* _Exercise instructions_
Say how many lines in the material below hold the word "一般事務", and say nothing else.

* _Entries supplied_
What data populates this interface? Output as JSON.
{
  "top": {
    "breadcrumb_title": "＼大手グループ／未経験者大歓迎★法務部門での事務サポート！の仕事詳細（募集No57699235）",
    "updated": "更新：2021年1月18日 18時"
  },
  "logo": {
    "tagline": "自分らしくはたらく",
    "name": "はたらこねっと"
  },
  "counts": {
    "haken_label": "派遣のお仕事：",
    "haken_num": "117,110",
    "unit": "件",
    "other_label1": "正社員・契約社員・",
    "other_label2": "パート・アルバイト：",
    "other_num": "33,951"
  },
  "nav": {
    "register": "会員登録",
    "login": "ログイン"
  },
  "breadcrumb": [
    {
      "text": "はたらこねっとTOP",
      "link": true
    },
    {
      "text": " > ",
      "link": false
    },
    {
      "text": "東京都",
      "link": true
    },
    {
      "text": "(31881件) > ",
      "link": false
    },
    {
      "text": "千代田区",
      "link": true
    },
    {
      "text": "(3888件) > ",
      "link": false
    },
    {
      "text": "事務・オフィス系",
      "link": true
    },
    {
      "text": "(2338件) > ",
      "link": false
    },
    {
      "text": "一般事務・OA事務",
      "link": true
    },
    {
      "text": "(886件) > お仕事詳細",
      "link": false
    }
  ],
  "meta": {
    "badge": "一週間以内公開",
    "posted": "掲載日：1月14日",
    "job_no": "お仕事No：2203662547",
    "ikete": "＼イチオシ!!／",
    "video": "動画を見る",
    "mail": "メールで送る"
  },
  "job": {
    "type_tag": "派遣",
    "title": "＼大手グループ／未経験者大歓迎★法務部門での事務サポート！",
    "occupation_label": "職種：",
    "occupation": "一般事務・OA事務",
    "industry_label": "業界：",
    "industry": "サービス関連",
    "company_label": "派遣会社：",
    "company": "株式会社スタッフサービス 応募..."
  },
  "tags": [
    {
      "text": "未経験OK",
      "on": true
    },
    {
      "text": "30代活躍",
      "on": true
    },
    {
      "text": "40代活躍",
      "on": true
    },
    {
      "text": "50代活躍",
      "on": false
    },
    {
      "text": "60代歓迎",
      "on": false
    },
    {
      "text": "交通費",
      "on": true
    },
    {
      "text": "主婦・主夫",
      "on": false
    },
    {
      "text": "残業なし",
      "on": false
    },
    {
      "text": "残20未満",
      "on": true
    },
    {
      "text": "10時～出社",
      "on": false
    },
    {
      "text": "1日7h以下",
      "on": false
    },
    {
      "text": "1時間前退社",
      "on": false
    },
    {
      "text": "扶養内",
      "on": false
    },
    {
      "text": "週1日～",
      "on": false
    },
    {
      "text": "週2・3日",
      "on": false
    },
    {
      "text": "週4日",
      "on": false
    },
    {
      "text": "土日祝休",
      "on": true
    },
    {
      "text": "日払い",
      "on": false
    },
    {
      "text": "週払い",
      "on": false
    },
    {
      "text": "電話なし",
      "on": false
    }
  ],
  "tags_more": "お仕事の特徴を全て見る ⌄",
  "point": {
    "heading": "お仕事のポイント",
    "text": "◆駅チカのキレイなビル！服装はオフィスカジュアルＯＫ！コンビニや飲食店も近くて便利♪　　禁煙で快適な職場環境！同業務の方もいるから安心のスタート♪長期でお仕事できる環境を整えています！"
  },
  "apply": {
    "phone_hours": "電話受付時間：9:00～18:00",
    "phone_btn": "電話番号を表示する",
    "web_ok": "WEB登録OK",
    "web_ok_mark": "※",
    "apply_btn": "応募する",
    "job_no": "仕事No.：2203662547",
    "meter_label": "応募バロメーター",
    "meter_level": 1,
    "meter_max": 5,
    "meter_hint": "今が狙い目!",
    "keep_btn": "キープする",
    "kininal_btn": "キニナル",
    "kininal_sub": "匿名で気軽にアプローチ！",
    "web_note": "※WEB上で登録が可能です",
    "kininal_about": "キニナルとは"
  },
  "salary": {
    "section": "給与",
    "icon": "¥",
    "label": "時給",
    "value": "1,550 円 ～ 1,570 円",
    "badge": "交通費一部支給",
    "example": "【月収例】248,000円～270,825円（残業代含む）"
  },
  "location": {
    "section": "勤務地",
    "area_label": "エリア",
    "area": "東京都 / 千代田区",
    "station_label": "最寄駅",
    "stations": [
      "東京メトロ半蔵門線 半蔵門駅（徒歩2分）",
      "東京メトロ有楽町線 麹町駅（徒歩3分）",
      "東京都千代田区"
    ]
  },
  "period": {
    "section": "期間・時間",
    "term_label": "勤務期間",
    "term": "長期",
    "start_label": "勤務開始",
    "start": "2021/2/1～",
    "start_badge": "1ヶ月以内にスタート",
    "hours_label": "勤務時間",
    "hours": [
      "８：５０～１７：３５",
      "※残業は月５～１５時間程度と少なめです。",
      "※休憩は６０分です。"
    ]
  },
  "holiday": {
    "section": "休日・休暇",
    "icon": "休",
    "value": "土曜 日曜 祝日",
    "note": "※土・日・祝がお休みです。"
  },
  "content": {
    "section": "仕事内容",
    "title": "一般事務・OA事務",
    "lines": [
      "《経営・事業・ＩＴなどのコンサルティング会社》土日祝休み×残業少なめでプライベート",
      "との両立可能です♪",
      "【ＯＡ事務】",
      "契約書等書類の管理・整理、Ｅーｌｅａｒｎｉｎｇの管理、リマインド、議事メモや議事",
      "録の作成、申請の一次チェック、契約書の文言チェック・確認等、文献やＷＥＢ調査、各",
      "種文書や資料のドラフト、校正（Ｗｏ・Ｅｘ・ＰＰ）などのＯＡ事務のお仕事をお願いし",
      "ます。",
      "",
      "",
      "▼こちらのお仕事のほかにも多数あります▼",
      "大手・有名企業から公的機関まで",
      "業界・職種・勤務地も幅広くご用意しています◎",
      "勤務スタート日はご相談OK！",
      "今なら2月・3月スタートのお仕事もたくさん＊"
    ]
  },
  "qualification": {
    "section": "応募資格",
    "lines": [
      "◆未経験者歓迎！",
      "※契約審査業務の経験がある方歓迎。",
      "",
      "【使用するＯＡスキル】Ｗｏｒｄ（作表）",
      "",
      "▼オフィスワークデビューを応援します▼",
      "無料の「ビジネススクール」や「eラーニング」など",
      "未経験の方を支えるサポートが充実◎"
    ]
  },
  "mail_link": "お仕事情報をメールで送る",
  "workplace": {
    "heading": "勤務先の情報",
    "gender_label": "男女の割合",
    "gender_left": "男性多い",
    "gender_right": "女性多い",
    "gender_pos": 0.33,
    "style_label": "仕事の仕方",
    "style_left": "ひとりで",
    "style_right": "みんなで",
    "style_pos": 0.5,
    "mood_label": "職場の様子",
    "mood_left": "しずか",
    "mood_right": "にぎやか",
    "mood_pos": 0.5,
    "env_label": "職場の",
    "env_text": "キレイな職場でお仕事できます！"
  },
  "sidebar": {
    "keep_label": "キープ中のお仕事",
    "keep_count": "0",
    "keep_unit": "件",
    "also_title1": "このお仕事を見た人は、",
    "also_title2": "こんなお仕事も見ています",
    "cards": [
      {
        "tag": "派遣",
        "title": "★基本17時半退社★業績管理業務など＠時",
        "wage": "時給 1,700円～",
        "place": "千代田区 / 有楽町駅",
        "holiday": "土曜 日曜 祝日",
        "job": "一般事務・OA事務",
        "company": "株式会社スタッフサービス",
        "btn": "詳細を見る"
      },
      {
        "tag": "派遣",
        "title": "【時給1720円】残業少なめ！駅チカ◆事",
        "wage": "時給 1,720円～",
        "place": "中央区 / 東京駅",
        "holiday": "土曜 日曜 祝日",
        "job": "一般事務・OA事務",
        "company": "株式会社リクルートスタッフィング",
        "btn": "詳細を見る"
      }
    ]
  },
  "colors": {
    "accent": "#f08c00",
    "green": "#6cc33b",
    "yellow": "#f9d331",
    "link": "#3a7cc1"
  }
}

* _Response area_
5